ExxonMobil Corp. abruptly closed its service station in Fallston yesterday under mounting pressure from residents, who blame seepage from the station for the contamination of their drinking water.

ExxonMobil said the move was a "business decision" based on the profitability of the station at Routes 152 and 165 west of Bel Air in Harford County. Business sagged recently because of nearby roadwork and publicity about the contamination, the company said.

"When we looked at the decline in business, the rationale for keeping it open was not there," Jim McDonald, ExxonMobil's dealer sales manager, said in a statement.

The station's closing is the latest development in what is believed to be the biggest incidence of well contamination in state history, with more than 225 residential wells containing traces of methyl tertiary butyl ether, or MTBE. The chemical, added to gasoline to make it burn more cleanly, has been linked to cancer in laboratory animals, though its toxicity to humans at low levels has never been determined.

The contamination has spawned two class action lawsuits and state legislation dealing with MTBE detection and public notification of contamination. The Maryland Department of the Environment, which is investigating the contamination in Fallston, said the closing of the station will not influence whether ExxonMobil is deemed responsible for a cleanup.

McDonald said the company reached a deal with operator-dealer Rick Hicks, who could not be reached for comment.

Upper Crossroads residents claimed a small victory.

"It was our perception that every gallon we pumped in our gas tanks up there put our drinking water at risk," said Tom Lusardi, one of many residents who refused to buy gasoline at the station.

"We've taken out the cause and the root of the problem," resident Gene Ratych added. "We're still left with a massive contamination."

Of the contaminated wells in Fallston, 11 had concentrations of MTBE above the state's "action" level, ExxonMobil said.

The company has acknowledged responsibility for up to half of the contaminated wells, but it says it needs to do more tests to determine the extent of its culpability. Its initial report on the contamination is under review by the Maryland Department of the Environment, which oversees chemical cleanups.
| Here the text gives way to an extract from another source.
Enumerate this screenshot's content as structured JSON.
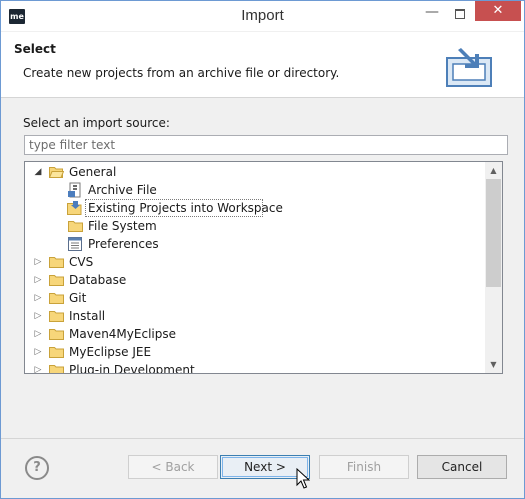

The environmental department said it had no role in ExxonMobil's decision to close the station. "MDE did not -- I repeat, did not -- order a closure," said department spokesman Richard McIntire. "They still are acting as a responsible party and have been very co- operative throughout this process."

The agency will hold a meeting Monday in Fallston. ExxonMobil will present its report to residents.

The company pledged to continue working with the state on a cleanup plan.

Closing the station "is something we had asked for in our original lawsuit," said Scott Shellenberger, an attorney with the firm of Peter G. Angelos, which filed one of the lawsuits. Both suits are pending in U.S. District Court in Baltimore.

"The fact that they're ripping the tanks out certainly speaks volumes about who's responsible for the MTBE leak in Fallston," Shellenberger said.

ExxonMobil maintains the decision to close the station has nothing to do with the lawsuits.

Jim White, a gas company consultant in California who has no ties to ExxonMobil, said the decision to close the station probably had nothing to do with the lawsuits.

"The closure of a station is nine times out of 10 because of economic reasons," said White, who has followed reports of the MTBE contamination in Fallston. "I just can't find any reason to question ExxonMobil's motives."

Yesterday, a crew began taking down the station's sign and removing Exxon logos. Exxon eventually will demolish the building and remove all equipment, including underground tanks and lines.

The company has no plans for the 1.43-acre site, ExxonMobil spokeswoman Betsy Eaton said. ExxonMobil bought the property in 1986 for $325,000, property records show.

McIntire said the future owner would be granted liability protections if ExxonMobil enrolls the site in the state's voluntary cleanup program.